As with firearm homicide, males account for most victimizations by non-fatal violent firearm crime.1 However, men and boys are not as large a share of non-fatal firearm crime victims as they were two decades ago.
Violent victimization rates involving firearms declined for both males and females from 1993 to 2011, with fluctuations in some years.
The male victimization rate declined somewhat more than the female rate—by 79% compared with 68%—from 1993 to 2011. As a result, the share of non-fatal firearm crime victimizations involving men and boys, 66% in 1993, declined to 56% in 2011. The 2011 share of victimizations is higher than the 49% male share of the U.S. population ages 12 and older.
Girls and women made up 51% of the U.S. population ages 12 and older in 2011 but were 44% of the victims of non-fatal violent firearm crime in that age group.
As with gun homicides, young adults are at higher risk than older adults of being the victim of a non-fatal gun crime.
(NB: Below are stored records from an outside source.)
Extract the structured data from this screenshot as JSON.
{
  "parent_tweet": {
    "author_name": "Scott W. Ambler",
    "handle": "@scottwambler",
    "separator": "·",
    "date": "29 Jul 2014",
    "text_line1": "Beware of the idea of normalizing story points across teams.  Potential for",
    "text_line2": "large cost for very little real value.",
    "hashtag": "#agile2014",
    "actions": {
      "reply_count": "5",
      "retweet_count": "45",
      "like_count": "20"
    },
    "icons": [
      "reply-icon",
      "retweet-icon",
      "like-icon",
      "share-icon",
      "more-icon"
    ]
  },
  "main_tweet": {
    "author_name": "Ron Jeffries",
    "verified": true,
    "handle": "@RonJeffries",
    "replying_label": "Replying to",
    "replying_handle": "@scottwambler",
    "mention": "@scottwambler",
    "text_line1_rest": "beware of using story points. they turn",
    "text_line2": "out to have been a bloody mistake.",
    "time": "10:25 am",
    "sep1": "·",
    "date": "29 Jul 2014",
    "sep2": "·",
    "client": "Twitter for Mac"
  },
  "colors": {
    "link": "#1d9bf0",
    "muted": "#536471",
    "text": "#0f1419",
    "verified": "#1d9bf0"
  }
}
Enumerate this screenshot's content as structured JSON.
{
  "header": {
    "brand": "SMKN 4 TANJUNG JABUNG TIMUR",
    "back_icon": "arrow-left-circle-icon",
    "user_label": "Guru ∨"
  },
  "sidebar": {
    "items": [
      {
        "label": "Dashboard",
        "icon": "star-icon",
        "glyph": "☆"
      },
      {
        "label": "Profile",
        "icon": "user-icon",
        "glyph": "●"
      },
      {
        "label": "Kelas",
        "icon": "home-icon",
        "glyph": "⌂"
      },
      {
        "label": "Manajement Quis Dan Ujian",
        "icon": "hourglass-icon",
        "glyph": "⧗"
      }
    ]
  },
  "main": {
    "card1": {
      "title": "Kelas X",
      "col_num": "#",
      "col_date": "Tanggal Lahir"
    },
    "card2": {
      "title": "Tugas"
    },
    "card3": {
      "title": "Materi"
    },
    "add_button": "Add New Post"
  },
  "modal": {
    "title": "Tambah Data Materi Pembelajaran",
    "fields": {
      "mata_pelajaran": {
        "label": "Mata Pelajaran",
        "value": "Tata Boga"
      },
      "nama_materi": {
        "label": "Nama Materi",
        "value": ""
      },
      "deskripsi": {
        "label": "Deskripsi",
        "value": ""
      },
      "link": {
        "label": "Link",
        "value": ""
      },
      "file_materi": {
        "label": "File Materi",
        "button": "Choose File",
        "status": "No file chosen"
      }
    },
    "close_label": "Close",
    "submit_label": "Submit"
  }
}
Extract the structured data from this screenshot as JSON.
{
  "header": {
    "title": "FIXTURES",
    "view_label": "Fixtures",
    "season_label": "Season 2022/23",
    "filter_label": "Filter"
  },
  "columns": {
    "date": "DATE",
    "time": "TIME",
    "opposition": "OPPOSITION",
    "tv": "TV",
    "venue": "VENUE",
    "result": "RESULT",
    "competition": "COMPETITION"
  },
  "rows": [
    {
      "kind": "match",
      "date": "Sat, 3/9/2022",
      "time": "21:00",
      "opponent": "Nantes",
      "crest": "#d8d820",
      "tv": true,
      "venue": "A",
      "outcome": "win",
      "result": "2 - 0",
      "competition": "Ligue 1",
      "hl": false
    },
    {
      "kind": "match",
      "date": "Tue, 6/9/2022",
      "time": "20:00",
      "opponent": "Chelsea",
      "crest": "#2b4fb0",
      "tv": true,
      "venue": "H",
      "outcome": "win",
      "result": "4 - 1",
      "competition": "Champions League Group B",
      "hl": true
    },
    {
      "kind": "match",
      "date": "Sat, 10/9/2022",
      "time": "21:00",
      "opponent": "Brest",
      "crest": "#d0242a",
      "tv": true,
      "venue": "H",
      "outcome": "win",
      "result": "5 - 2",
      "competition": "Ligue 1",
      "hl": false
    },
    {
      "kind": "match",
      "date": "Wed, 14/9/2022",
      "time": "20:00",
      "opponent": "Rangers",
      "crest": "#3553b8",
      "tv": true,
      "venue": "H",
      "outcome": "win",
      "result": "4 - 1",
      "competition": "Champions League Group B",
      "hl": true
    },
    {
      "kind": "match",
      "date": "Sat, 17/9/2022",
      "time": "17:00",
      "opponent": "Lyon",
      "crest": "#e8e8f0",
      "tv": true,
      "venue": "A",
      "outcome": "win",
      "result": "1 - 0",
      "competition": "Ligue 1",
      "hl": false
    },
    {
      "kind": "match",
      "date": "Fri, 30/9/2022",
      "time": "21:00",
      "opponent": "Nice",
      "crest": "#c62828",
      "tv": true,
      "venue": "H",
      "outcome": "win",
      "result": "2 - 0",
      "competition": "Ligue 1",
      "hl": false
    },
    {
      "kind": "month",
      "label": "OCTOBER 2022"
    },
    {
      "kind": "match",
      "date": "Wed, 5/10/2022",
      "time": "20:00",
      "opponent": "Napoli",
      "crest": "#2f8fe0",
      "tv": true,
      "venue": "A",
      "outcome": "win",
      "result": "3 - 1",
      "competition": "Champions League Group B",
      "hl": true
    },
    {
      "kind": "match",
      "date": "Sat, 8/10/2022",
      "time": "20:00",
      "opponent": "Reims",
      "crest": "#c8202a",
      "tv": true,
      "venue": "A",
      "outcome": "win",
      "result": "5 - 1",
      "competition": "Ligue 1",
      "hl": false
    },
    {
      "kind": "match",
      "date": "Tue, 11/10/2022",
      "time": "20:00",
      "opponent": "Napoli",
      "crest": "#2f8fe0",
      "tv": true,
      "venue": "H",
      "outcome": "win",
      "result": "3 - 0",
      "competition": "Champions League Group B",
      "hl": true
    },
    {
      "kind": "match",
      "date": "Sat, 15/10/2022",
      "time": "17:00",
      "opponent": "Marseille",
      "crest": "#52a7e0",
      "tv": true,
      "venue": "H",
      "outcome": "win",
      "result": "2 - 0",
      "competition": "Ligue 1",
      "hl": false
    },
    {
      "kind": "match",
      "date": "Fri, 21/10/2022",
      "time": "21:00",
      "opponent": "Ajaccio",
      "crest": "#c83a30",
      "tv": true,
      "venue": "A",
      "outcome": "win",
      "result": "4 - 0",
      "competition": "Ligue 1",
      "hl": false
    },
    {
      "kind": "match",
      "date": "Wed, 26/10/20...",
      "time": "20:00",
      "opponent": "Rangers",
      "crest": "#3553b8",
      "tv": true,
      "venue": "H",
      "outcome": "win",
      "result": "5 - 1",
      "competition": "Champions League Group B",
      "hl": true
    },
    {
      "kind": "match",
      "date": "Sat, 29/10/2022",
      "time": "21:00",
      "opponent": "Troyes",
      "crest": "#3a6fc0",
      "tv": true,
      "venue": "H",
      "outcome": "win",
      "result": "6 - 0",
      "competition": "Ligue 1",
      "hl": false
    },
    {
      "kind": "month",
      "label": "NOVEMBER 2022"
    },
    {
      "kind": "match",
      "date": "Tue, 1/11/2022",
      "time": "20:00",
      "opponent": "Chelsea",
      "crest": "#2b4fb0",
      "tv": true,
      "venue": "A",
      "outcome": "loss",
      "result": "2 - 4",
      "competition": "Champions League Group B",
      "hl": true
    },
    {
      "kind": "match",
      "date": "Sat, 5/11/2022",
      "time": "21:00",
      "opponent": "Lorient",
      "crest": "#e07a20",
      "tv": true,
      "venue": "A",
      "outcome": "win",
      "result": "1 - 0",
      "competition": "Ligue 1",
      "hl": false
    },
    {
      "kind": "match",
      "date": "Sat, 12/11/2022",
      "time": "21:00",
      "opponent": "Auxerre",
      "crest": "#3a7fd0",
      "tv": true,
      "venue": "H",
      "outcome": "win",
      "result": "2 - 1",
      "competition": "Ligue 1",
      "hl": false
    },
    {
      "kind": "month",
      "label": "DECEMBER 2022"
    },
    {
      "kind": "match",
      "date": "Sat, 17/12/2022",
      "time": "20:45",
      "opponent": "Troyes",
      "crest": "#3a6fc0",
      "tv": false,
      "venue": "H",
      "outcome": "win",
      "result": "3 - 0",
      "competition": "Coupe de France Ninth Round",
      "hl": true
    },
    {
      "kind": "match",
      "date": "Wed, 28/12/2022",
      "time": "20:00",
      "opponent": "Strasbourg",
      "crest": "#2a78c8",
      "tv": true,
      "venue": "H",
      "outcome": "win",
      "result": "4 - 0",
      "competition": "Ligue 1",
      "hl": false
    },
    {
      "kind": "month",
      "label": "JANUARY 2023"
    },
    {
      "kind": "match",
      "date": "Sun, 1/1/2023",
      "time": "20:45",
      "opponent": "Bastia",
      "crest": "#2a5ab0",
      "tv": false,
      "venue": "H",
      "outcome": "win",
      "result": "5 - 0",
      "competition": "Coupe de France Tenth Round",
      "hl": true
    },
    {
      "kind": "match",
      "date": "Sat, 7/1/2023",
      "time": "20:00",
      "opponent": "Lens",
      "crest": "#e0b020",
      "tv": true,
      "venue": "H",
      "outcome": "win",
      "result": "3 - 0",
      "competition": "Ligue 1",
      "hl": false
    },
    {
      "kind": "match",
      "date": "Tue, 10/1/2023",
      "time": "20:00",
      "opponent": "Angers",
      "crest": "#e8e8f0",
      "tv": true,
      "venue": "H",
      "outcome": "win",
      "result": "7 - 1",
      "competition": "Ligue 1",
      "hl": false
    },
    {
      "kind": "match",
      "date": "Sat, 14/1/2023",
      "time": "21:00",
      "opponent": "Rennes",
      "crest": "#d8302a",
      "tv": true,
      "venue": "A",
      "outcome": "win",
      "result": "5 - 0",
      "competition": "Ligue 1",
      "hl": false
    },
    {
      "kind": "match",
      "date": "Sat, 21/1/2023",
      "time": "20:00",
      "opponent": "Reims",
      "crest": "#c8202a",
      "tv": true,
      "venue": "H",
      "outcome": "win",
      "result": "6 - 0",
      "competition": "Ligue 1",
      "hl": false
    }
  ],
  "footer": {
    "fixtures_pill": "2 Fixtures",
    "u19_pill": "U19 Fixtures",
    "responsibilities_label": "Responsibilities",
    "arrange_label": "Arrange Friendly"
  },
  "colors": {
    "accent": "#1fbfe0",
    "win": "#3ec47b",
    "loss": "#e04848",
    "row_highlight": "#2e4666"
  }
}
Two decades ago, young adults ages 18 to 24 were more likely than any other age group (among the population ages 12 and older in the victimization survey) to be a victim of non-fatal firearm crime. But the victimization rate of 18- to 24-year-olds declined 80% from 1993 to 2011, compared with the 75% overall decline in non-fatal firearm victimization during those years. By 2011, the rate for this age group was only higher than rates for adults ages 41 and older, but not statistically different from the rate for 12- to 17-year-olds or 25- to 40-year-olds.
In both 1993 and 2011, adults ages 65 and older were less likely than other age groups to be the victim of non-fatal firearm crimes.2 Adults ages 41 to 64 had lower victimization rates for non-fatal firearm crime in 1993 than younger age groups; in 2011, this group had lower rates than adults ages 18 to 24 and 25 to 40, but not than those ages 12 to 17.
Racial and Ethnic Groups
In 2011, the white rate of non-fatal gun crime victimization appears to be somewhat lower than those of Hispanics and blacks, although the differences are not statistically significant. (Those rates were 158.7 victimizations per 100,000 people ages 12 and older for whites, 215.0 for Hispanics and 245.5 for blacks.)
That is different from the pattern for gun homicide, and represents a change from 1993, when the white victimization rate (499.1 per 100,000 people ages 12 and older) was lower than those for Hispanics (1,286.8) and blacks (1,570.0) ages 12 and older.
The non-fatal firearm crime victimization rates of Hispanic and black Americans ages 12 and older fell somewhat more sharply than the white rate from 1993 to 2011: by 83% for Hispanics and 84% for blacks, compared with 68% for whites. The Hispanic population ages 12 and older has more than doubled in size since then, so its rate is a larger factor than in the past in driving the overall rate. (The black population grew 24% in that time, and the white population grew 7%).
All three groups showed a similar pattern of sharper declines from 1993 to 2000 than over the period from 2000 to 2011, for those ages 12 and older. However, in the period from 2008 to 2011, the non-fatal gun crime rate rose for whites (54%). After a single-year spike in 2007, the rate declined for blacks from 2008 to 2011 (44%).